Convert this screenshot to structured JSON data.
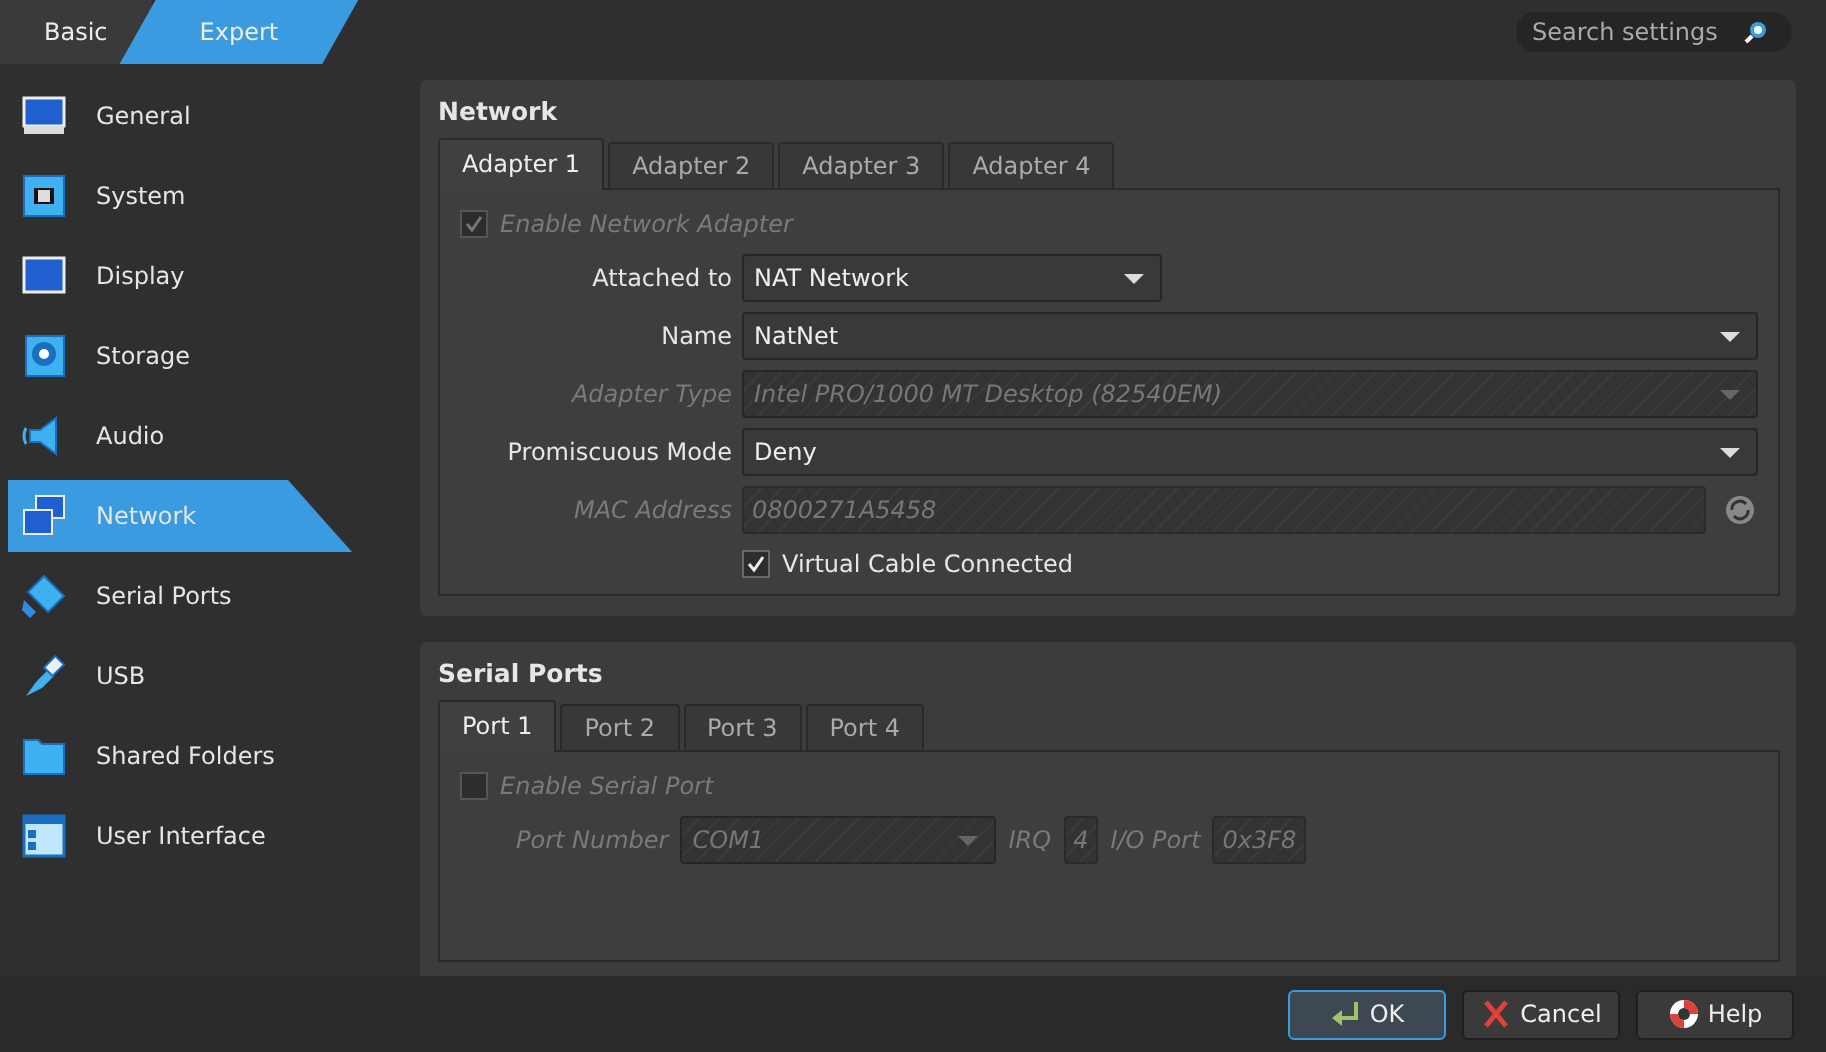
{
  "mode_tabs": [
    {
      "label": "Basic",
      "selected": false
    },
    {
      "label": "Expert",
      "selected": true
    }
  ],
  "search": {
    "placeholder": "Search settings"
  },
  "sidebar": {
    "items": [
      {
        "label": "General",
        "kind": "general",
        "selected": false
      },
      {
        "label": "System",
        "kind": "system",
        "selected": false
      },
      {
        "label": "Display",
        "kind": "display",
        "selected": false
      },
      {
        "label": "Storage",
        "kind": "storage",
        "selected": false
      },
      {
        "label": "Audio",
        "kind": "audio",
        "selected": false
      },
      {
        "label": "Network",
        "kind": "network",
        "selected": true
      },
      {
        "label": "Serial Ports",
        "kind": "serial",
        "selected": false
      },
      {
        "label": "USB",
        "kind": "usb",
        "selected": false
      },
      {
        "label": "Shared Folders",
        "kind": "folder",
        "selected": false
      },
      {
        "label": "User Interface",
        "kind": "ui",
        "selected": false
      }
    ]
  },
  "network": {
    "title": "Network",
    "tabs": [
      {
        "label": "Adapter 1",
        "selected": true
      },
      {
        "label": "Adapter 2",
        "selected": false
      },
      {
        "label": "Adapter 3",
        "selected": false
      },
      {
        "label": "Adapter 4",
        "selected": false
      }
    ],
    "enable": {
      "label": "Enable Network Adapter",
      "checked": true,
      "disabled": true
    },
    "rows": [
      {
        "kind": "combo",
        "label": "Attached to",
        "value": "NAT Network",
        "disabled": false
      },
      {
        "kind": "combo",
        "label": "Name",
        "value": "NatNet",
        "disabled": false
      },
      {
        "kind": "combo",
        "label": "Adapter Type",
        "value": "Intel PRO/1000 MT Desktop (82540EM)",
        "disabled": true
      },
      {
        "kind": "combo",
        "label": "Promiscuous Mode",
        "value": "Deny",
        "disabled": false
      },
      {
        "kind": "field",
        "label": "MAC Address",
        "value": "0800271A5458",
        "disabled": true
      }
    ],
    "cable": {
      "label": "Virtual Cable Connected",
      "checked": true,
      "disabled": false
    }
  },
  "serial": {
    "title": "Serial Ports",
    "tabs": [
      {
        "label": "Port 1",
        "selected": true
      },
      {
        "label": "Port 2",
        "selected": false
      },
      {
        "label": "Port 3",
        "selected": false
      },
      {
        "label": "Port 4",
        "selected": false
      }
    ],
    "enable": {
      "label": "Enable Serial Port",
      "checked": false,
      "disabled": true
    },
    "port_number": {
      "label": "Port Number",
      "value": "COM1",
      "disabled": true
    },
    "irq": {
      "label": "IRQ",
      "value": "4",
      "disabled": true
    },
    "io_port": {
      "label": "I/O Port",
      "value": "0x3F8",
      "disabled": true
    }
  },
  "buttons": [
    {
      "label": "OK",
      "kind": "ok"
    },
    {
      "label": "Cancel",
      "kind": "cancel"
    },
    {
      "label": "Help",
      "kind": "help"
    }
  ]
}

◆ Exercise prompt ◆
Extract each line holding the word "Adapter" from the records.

◆ Output ◆
        "label": "Adapter 1",
        "label": "Adapter 2",
        "label": "Adapter 3",
        "label": "Adapter 4",
      "label": "Enable Network Adapter",
        "label": "Adapter Type",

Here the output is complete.